Problem statement = Write the data below out in full, exactly as it stands.

(Data excerpts)

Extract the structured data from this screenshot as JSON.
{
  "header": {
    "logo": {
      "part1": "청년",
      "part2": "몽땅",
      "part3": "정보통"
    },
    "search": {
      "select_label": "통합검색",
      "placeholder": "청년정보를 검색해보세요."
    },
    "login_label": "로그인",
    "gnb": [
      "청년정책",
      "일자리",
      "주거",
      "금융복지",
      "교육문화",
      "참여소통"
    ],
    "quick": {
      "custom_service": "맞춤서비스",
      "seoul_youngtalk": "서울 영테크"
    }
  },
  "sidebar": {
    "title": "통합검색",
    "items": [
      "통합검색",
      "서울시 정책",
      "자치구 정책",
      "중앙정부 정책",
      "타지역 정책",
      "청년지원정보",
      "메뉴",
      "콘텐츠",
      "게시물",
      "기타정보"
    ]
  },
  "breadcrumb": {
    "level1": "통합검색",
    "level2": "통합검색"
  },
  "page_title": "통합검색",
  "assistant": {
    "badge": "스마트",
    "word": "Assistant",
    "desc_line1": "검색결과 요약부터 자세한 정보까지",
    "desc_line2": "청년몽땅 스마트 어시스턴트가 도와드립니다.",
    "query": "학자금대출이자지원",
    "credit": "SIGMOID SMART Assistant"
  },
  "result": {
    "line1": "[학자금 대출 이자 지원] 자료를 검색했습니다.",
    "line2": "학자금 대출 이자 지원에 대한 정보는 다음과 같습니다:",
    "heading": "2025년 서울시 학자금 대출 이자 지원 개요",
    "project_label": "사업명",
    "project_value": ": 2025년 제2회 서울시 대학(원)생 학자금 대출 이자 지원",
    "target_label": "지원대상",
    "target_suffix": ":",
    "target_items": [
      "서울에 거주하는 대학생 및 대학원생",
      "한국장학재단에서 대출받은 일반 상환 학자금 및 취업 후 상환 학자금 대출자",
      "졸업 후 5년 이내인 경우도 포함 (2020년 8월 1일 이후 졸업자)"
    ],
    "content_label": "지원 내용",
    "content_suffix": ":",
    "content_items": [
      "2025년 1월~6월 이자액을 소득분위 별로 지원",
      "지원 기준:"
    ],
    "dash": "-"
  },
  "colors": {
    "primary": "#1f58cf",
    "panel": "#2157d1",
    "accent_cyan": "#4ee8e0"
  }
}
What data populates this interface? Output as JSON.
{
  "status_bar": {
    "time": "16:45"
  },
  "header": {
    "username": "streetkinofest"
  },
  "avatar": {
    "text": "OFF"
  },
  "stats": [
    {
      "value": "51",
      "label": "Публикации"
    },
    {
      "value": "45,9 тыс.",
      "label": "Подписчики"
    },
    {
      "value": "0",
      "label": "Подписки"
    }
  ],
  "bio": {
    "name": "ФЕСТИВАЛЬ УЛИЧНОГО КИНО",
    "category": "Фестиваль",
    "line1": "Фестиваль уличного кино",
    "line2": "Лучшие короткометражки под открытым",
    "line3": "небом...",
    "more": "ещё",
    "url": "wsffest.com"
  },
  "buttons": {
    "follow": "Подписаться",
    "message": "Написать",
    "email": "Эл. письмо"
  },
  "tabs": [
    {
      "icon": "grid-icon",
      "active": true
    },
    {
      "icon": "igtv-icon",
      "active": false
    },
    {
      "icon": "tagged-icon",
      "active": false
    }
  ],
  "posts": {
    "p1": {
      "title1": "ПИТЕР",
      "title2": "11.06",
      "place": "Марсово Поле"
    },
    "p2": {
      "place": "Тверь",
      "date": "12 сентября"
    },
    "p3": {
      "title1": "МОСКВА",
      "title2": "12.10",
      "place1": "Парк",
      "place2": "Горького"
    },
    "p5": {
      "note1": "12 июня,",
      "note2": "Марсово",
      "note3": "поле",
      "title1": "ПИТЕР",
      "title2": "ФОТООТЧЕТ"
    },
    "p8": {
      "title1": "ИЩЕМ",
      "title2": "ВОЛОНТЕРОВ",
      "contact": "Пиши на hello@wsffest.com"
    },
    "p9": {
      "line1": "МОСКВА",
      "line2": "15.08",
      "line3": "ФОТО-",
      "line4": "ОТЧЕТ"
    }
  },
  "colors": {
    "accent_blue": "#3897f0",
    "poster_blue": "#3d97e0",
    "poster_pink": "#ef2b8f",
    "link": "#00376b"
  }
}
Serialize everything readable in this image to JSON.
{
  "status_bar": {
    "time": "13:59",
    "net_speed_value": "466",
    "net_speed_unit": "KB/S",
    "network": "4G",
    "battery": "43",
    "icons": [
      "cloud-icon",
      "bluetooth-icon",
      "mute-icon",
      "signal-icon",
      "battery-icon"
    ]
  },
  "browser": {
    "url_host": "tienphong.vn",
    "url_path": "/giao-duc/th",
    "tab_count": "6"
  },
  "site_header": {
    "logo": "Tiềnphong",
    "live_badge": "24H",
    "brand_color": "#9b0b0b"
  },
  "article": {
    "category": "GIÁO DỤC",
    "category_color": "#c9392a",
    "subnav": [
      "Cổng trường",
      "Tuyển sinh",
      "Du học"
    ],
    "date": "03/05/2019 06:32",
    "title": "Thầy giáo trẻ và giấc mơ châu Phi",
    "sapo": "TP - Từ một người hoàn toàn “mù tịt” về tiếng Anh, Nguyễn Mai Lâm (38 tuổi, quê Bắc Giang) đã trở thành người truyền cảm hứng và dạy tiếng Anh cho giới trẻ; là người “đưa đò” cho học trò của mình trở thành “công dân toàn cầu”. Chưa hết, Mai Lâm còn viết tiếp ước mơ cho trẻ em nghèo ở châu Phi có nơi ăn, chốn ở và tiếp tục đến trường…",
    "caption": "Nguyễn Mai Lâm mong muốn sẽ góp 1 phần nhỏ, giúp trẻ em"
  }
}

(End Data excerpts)

Task answer =
Extract the structured data from this screenshot as JSON.
{
  "header": {
    "logo": {
      "part1": "청년",
      "part2": "몽땅",
      "part3": "정보통"
    },
    "search": {
      "select_label": "통합검색",
      "placeholder": "청년정보를 검색해보세요."
    },
    "login_label": "로그인",
    "gnb": [
      "청년정책",
      "일자리",
      "주거",
      "금융복지",
      "교육문화",
      "참여소통"
    ],
    "quick": {
      "custom_service": "맞춤서비스",
      "seoul_youngtalk": "서울 영테크"
    }
  },
  "sidebar": {
    "title": "통합검색",
    "items": [
      "통합검색",
      "서울시 정책",
      "자치구 정책",
      "중앙정부 정책",
      "타지역 정책",
      "청년지원정보",
      "메뉴",
      "콘텐츠",
      "게시물",
      "기타정보"
    ]
  },
  "breadcrumb": {
    "level1": "통합검색",
    "level2": "통합검색"
  },
  "page_title": "통합검색",
  "assistant": {
    "badge": "스마트",
    "word": "Assistant",
    "desc_line1": "검색결과 요약부터 자세한 정보까지",
    "desc_line2": "청년몽땅 스마트 어시스턴트가 도와드립니다.",
    "query": "학자금대출이자지원",
    "credit": "SIGMOID SMART Assistant"
  },
  "result": {
    "line1": "[학자금 대출 이자 지원] 자료를 검색했습니다.",
    "line2": "학자금 대출 이자 지원에 대한 정보는 다음과 같습니다:",
    "heading": "2025년 서울시 학자금 대출 이자 지원 개요",
    "project_label": "사업명",
    "project_value": ": 2025년 제2회 서울시 대학(원)생 학자금 대출 이자 지원",
    "target_label": "지원대상",
    "target_suffix": ":",
    "target_items": [
      "서울에 거주하는 대학생 및 대학원생",
      "한국장학재단에서 대출받은 일반 상환 학자금 및 취업 후 상환 학자금 대출자",
      "졸업 후 5년 이내인 경우도 포함 (2020년 8월 1일 이후 졸업자)"
    ],
    "content_label": "지원 내용",
    "content_suffix": ":",
    "content_items": [
      "2025년 1월~6월 이자액을 소득분위 별로 지원",
      "지원 기준:"
    ],
    "dash": "-"
  },
  "colors": {
    "primary": "#1f58cf",
    "panel": "#2157d1",
    "accent_cyan": "#4ee8e0"
  }
}
What data populates this interface? Output as JSON.
{
  "status_bar": {
    "time": "16:45"
  },
  "header": {
    "username": "streetkinofest"
  },
  "avatar": {
    "text": "OFF"
  },
  "stats": [
    {
      "value": "51",
      "label": "Публикации"
    },
    {
      "value": "45,9 тыс.",
      "label": "Подписчики"
    },
    {
      "value": "0",
      "label": "Подписки"
    }
  ],
  "bio": {
    "name": "ФЕСТИВАЛЬ УЛИЧНОГО КИНО",
    "category": "Фестиваль",
    "line1": "Фестиваль уличного кино",
    "line2": "Лучшие короткометражки под открытым",
    "line3": "небом...",
    "more": "ещё",
    "url": "wsffest.com"
  },
  "buttons": {
    "follow": "Подписаться",
    "message": "Написать",
    "email": "Эл. письмо"
  },
  "tabs": [
    {
      "icon": "grid-icon",
      "active": true
    },
    {
      "icon": "igtv-icon",
      "active": false
    },
    {
      "icon": "tagged-icon",
      "active": false
    }
  ],
  "posts": {
    "p1": {
      "title1": "ПИТЕР",
      "title2": "11.06",
      "place": "Марсово Поле"
    },
    "p2": {
      "place": "Тверь",
      "date": "12 сентября"
    },
    "p3": {
      "title1": "МОСКВА",
      "title2": "12.10",
      "place1": "Парк",
      "place2": "Горького"
    },
    "p5": {
      "note1": "12 июня,",
      "note2": "Марсово",
      "note3": "поле",
      "title1": "ПИТЕР",
      "title2": "ФОТООТЧЕТ"
    },
    "p8": {
      "title1": "ИЩЕМ",
      "title2": "ВОЛОНТЕРОВ",
      "contact": "Пиши на hello@wsffest.com"
    },
    "p9": {
      "line1": "МОСКВА",
      "line2": "15.08",
      "line3": "ФОТО-",
      "line4": "ОТЧЕТ"
    }
  },
  "colors": {
    "accent_blue": "#3897f0",
    "poster_blue": "#3d97e0",
    "poster_pink": "#ef2b8f",
    "link": "#00376b"
  }
}
Serialize everything readable in this image to JSON.
{
  "status_bar": {
    "time": "13:59",
    "net_speed_value": "466",
    "net_speed_unit": "KB/S",
    "network": "4G",
    "battery": "43",
    "icons": [
      "cloud-icon",
      "bluetooth-icon",
      "mute-icon",
      "signal-icon",
      "battery-icon"
    ]
  },
  "browser": {
    "url_host": "tienphong.vn",
    "url_path": "/giao-duc/th",
    "tab_count": "6"
  },
  "site_header": {
    "logo": "Tiềnphong",
    "live_badge": "24H",
    "brand_color": "#9b0b0b"
  },
  "article": {
    "category": "GIÁO DỤC",
    "category_color": "#c9392a",
    "subnav": [
      "Cổng trường",
      "Tuyển sinh",
      "Du học"
    ],
    "date": "03/05/2019 06:32",
    "title": "Thầy giáo trẻ và giấc mơ châu Phi",
    "sapo": "TP - Từ một người hoàn toàn “mù tịt” về tiếng Anh, Nguyễn Mai Lâm (38 tuổi, quê Bắc Giang) đã trở thành người truyền cảm hứng và dạy tiếng Anh cho giới trẻ; là người “đưa đò” cho học trò của mình trở thành “công dân toàn cầu”. Chưa hết, Mai Lâm còn viết tiếp ước mơ cho trẻ em nghèo ở châu Phi có nơi ăn, chốn ở và tiếp tục đến trường…",
    "caption": "Nguyễn Mai Lâm mong muốn sẽ góp 1 phần nhỏ, giúp trẻ em"
  }
}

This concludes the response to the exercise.